Mariana Wolfner, faculty
Ithaca, New York
woman working in a lab wearing blue protective gloves

When Mariana Wolfner, a Cornell geneticist and molecular biologist, learned on March 15 she needed to suspend all noncritical research as part of the university’s effort to stem the coronavirus outbreak, she had two main concerns. The first was how best to help her students." Everyone is just stunned ... obviously because of the coronavirus, but also because of their research suddenly stopping or slowing down," said Wolfner, the Goldwin Smith Professor of Molecular Biology and Genetics in the College of Arts and Sciences (A&S). She has emphasized staying in contact with her lab virtually, to create a sense of community and support."

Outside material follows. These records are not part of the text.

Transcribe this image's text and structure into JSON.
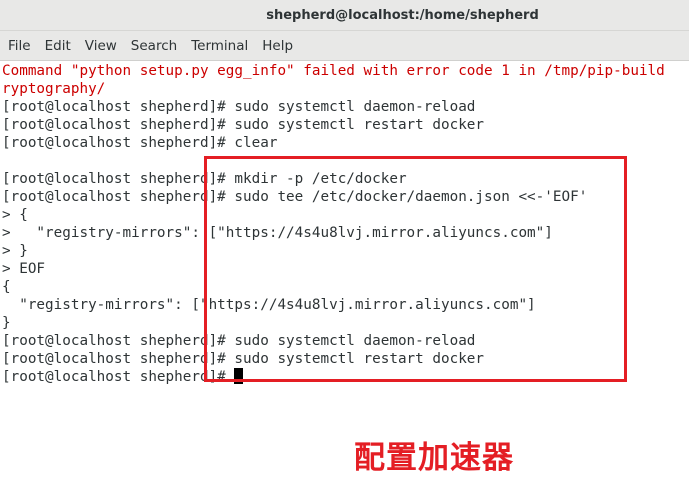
{
  "window": {
    "title": "shepherd@localhost:/home/shepherd"
  },
  "menubar": {
    "items": [
      "File",
      "Edit",
      "View",
      "Search",
      "Terminal",
      "Help"
    ]
  },
  "terminal": {
    "lines": [
      "Command \"python setup.py egg_info\" failed with error code 1 in /tmp/pip-build",
      "ryptography/",
      "[root@localhost shepherd]# sudo systemctl daemon-reload",
      "[root@localhost shepherd]# sudo systemctl restart docker",
      "[root@localhost shepherd]# clear",
      "",
      "[root@localhost shepherd]# mkdir -p /etc/docker",
      "[root@localhost shepherd]# sudo tee /etc/docker/daemon.json <<-'EOF'",
      "> {",
      ">   \"registry-mirrors\": [\"https://4s4u8lvj.mirror.aliyuncs.com\"]",
      "> }",
      "> EOF",
      "{",
      "  \"registry-mirrors\": [\"https://4s4u8lvj.mirror.aliyuncs.com\"]",
      "}",
      "[root@localhost shepherd]# sudo systemctl daemon-reload",
      "[root@localhost shepherd]# sudo systemctl restart docker",
      "[root@localhost shepherd]# "
    ],
    "error_color": "#cc0000",
    "text_color": "#2e3436"
  },
  "annotation": {
    "text": "配置加速器",
    "color": "#e41e24"
  }
}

The other thing that's been hard has been trying to figure out what to shut down without forgetting something critical to maintaining," said Wolfner, a Stephen H. Weiss Presidential Fellow. She and other researchers on campus have found that people are making extra efforts to help each other." Everyone is working together, pitching in to find solutions to problems as they arise," said Scott Emr, the Frank Rhodes Professor of Molecular Biology and Genetics in A&S and director of the Weill Institute for Cell and Molecular Biology. "The atmosphere in the lab is very collegial and supportive."

Read the full story by Krishna Ramanujan in the Cornell Chronicle